The American Museum celebrates Fab@50 with a special exhibition, Marilyn, The Hollywood Icon opening in March showing 20 of the screen goddess’s gowns plus a trail of 50 objects through the museum.  This is the culmination of a five year  period of investment of £4 million gaining among other things a new Folk Art gallery and a new education centre in the Coach House opening in 2011. Located on the outskirts of Bath, overlooking an Area of Outstanding Natural Beauty, The American Museum is a great arena for skirmishes like the Civil War re-enactments that take place in the grounds each year much to the delight of visiting children.

Several of the 17 museums tell the story of Bath whilst others enrich the experience of visiting the city, like the Fashion Museum at the Assembly Rooms and The East Asian Art Museum.  A number of the museums are about interesting or famous people who have made Bath their home like the Jane Austen Centre which tells the story of her time in Bath and how the city appears in her novels; or William Herschel who discovered Uranus using his very own telescope and William Beckford who built an extraordinary folly, Beckford’s Tower, some 250 years ago so he could admire his collection of precious objects and gaze out across the countryside.

Bath Tourism Plus has commissioned Dr Amy Frost, Curator of Beckford’s Tower to record a new MP3 audio guide to Bath that visitors can download from www.visitbath.co.uk free of charge. They can use this guide to walk around the city at their own pace.  It explains why Bath is one of only three cities in the world to have World Heritage status and tells visitors how to discover more about the city’s fascinating history in its museums.  In many ways Bath is like a virtual museum with a piece of history around every corner.
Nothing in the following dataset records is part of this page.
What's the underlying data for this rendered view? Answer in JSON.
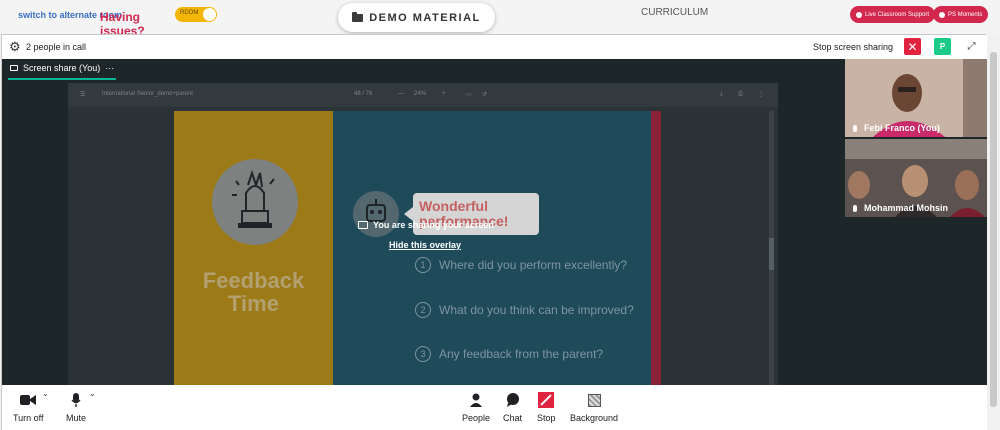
{
  "topbar": {
    "issues_label": "Having issues?",
    "alternate_label": "switch to alternate room",
    "toggle_label": "RDOM",
    "demo_button_label": "DEMO MATERIAL",
    "curriculum_label": "CURRICULUM",
    "live_support_label": "Live Classroom Support",
    "ps_moments_label": "PS Moments"
  },
  "call": {
    "people_count": "2 people in call",
    "stop_sharing_label": "Stop screen sharing",
    "participant_badge": "P",
    "tab_label": "Screen share (You)",
    "tab_more": "···",
    "overlay_message": "You are sharing your screen",
    "hide_overlay_label": "Hide this overlay"
  },
  "viewer": {
    "doc_title": "International Senior_demo+parent",
    "page_indicator": "48 / 76",
    "zoom": "24%"
  },
  "slide": {
    "left_title_line1": "Feedback",
    "left_title_line2": "Time",
    "bubble_line1": "Wonderful",
    "bubble_line2": "performance!",
    "questions": [
      {
        "num": "1",
        "text": "Where did you perform excellently?"
      },
      {
        "num": "2",
        "text": "What do you think can be improved?"
      },
      {
        "num": "3",
        "text": "Any feedback from the parent?"
      }
    ],
    "colors": {
      "left": "#9c7a18",
      "right": "#1e4a5a",
      "strip": "#8a2136"
    }
  },
  "participants": [
    {
      "name": "Febi Franco (You)"
    },
    {
      "name": "Mohammad Mohsin"
    }
  ],
  "controls": {
    "turn_off": "Turn off",
    "mute": "Mute",
    "people": "People",
    "chat": "Chat",
    "stop": "Stop",
    "background": "Background"
  },
  "colors": {
    "accent_red": "#e0233f",
    "accent_green": "#1aca86",
    "brand_pink": "#d3284e"
  }
}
“Bath in 100 objects” will demonstrate the wonderful collection of historic and quirky objects that are housed within the 17 museums.  Museums have been invited to nominate the objects.  Objects will include the golden Minerva’s head from the Roman Baths, one of the most significant finds; an eighteenth century dog wheel used for turning meat roasting on a spit; a Bath chair and the original seven foot plug from the Hot Bath which is now on display at the Thermae Spa Visitor Centre.  Bath also has a rich industrial heritage very much in evidence at the Bath at Work Museum where visitors can see a complete Nineteenth century mineral water factory and a Hortsmann Car, one of the first to be manufactured in Bath.
Bath will designate a “museum of the month” on www.visitbath.co.uk; stage a series of lectures at each of the museums and create city wide events like World Heritage Day in April and Museums at Night in May.

The campaign launches with Heritage Open Week starting on 23rd October 2010 with a fun week of family activity across Bath and North East Somerset.  Local residents with a Discovery Card get free access to all the museums for this week.  Walks, talks and hands on fun are scheduled.  Come star gazing with the Herschel Museum of Astronomy; become a food explorer at No One Royal Crescent; learn about building ingredients at the Building of Bath Collection; go to Prior Park Landscape Gardens for Hallowe’en Happenings or follow a family trail through the Victoria Art Gallery.

Read the Chronicle’s article>>

Published on: 13/10/2010